One of the most valuable lessons you can teach your puppy is that the world is a safe place with kind humans and friendly dogs. A critical time for your puppy’s learning is 7 to 16 weeks of age. During this time, puppies can absorb a great deal of information. If they have positive experiences with people and animals, they are less likely to be afraid of them later. Here’s how you can properly socialize your puppy:
#1: Meet Other Dogs
Soon after you bring your puppy home, it’s time to start his socialization training. It’s important to expose your pup to different dogs at an early age so that he learns to get along with them. Puppies who are not socialized sometimes never learn to “speak dog” and have fear or aggression problems. It’s very important to only pick safe dogs to interact with your puppy so that she has positive experiences.
#2: Get Vaccinations
Don’t expose your puppy to other dogs or public places until he’s had vaccinations. Most puppies will not get them until they are 15 to 16 weeks of age. You may be wondering: If the ideal window for socialization is 7 to 16 weeks, how can you safely do so? Read on to #3.
#3: Use Controlled Environments
Invite friends and family over . If your puppy isn’t allowed out, bring the people in! Ask them to remove their shoes before coming into your home just in case they’ve stepped in something that can spread harmful bacteria.
Invite safe, friendly dogs to your home . If you have friends who have friendly, healthy, vaccinated dogs, invite them to come meet your puppy at your place.
Visit those friends’ homes, too . This is safer than letting your puppy walk in a public park or in a neighborhood where you don’t know the dogs who have been there. Be sure to carry your puppy from the car into your friend’s home.
#4: Don’t Bring Your Puppy Near Random Dogs
This is especially important when you’re at the vet. Dogs who visit the vet may be sick. If you let your puppy greet them, you could be exposing him to a contagious disease. Carry your young puppy into the veterinarian’s office, and keep him in your lap (or in a crate) until his immune system is protected.
#5: Meet Other People
Pick different people. Puppies should be exposed to people of different genders, ethnicities, ages, shapes, and sizes. The more variety you introduce, the quicker he will learn that variety is the spice of life!
Pick the right people . Make sure that everyone you choose to interact with your puppy knows how to do so in a positive manner. If children cannot hold or pet your puppy correctly, they should not interact with him. Remember, a negative experience during this critical time can make your puppy afraid.

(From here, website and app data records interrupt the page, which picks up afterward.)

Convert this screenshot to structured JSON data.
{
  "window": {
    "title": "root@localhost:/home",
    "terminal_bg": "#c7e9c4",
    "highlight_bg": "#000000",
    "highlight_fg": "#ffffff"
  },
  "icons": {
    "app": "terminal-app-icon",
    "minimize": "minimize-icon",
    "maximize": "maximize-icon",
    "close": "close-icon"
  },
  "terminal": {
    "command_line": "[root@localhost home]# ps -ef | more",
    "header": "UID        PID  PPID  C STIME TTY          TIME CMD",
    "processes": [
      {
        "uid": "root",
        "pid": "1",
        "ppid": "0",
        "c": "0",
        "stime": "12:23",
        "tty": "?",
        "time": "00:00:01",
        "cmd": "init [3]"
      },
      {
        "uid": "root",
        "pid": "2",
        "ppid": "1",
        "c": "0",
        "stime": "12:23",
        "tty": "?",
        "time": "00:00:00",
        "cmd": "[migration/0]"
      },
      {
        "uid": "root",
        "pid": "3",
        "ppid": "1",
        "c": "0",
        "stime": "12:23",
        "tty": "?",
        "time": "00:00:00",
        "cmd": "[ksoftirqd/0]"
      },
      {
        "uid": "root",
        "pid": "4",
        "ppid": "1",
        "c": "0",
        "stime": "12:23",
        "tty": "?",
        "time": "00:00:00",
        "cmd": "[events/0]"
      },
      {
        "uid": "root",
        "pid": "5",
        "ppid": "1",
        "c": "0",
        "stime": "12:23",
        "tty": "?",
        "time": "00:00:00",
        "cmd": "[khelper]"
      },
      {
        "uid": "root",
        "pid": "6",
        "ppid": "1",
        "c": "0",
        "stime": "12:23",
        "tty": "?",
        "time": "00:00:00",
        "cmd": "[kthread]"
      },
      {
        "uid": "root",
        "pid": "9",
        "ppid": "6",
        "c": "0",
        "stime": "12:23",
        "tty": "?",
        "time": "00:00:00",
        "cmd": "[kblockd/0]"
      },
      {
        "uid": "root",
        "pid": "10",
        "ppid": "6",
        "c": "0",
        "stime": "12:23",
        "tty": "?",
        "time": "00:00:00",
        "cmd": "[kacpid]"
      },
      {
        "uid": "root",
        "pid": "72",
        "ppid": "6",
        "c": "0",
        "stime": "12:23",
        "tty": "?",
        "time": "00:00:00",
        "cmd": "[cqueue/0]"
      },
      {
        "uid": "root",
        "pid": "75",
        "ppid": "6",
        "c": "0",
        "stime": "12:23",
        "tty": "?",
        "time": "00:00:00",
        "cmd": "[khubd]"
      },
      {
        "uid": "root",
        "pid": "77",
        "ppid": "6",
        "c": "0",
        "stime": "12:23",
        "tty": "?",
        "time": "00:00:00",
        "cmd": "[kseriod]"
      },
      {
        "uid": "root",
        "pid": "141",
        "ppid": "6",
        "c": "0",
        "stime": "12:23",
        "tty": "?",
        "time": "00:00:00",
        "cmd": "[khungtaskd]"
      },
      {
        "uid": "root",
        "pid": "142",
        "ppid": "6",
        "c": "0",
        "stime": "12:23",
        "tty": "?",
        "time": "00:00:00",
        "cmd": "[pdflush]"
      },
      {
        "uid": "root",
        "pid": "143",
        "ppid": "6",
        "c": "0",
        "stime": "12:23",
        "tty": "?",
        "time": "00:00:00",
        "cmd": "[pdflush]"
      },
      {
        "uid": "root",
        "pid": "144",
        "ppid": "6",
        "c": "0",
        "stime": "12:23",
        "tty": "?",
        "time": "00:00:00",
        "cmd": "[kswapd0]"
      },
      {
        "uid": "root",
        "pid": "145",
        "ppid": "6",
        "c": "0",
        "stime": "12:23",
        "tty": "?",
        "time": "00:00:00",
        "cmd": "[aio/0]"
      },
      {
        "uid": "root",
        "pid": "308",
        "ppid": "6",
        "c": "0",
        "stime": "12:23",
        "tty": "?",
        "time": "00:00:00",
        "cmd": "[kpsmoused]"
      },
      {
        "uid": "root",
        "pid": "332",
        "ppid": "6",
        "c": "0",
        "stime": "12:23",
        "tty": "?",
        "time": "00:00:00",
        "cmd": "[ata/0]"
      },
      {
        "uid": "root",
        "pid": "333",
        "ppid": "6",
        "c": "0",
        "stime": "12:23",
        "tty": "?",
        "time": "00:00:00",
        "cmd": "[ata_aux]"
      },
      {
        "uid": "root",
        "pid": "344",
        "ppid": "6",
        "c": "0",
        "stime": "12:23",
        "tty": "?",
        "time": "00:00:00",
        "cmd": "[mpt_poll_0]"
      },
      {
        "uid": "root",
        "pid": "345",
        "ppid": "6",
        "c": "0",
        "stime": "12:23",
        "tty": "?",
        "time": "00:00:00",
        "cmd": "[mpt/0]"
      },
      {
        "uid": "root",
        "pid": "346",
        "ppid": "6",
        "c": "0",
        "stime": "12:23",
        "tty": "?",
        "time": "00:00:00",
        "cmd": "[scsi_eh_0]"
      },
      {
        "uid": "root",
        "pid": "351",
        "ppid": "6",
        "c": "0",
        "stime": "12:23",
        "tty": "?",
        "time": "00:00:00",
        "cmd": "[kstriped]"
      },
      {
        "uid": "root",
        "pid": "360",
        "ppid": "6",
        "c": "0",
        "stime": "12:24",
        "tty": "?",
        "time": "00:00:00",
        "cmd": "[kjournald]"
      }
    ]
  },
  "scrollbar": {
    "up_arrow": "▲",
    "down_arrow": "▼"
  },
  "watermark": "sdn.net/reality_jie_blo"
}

#6: Play Socialization Games
Pass the Puppy
Divide your puppy’s meal of kibble into small plastic bags, one bag for each person visiting. Before starting the game, explain to everyone how to properly hold the puppy by supporting her rear end. The first person then picks up the puppy and gives her a piece of kibble. The person touches one of her paws, gives her a piece of kibble. Touches another paw, gives a piece of kibble. Touches her ears, gives a piece of kibble. Touches her tail, gives a piece of kibble. Looks at her teeth, gives a piece of kibble. Then the person passes the puppy on to the next person, who goes through the same routine. This game teaches your puppy that it’s rewarding to have people handle her.
Divide your puppy’s meal of kibble into small plastic bags, one bag for each person visiting. Have everyone sit in a circle on the floor, with the puppy in the center of the circle. One person calls the puppy to come and holds out the piece of kibble. When the puppy goes to the person, she gets the kibble and lots of petting and praising. Then someone else in the circle repeats the routine. This game teaches your puppy that it’s rewarding to approach people.
#7: Avoid Negative Interactions
All socialization is not good socialization. Bad experiences at an early age can make negative impressions for years to come. Sometimes, certain situations are just too much for your puppy. If he is having a good time, he will look the part. Ears will be up, eyes will be bright, and he may wag his tail or whole body and actively seek interaction. If your puppy is not enjoying himself, learn to recognize signs of stress to avoid causing emotional harm, including:
- cowering or clinging
- ears down and back
- lip licking
- sleeping (all young puppies take frequent naps, but if you find your puppy sleeping a lot when you have her out or at a busy event, she may actually be shutting down)
- tail tucking
- turning the head or body away from people who approach
For example, let’s say you take your puppy to your child’s soccer game. You see that he’s flinching at the loudspeaker and getting a bit clingy. He starts to whine. Your child’s team rushes around her to pet her. He licks his lips, turns his head away, and yawns. He tries to crawl in your lap or under the bleachers. These signs mean that your puppy is having a stressful experience. You may inadvertently be teaching him that children, large groups of people, or playing fields are cause for worry. If you see signs of stress in your puppy, immediately remove him from the situation until he relaxes. Take it much slower and gradually get him used to this level of stimulation.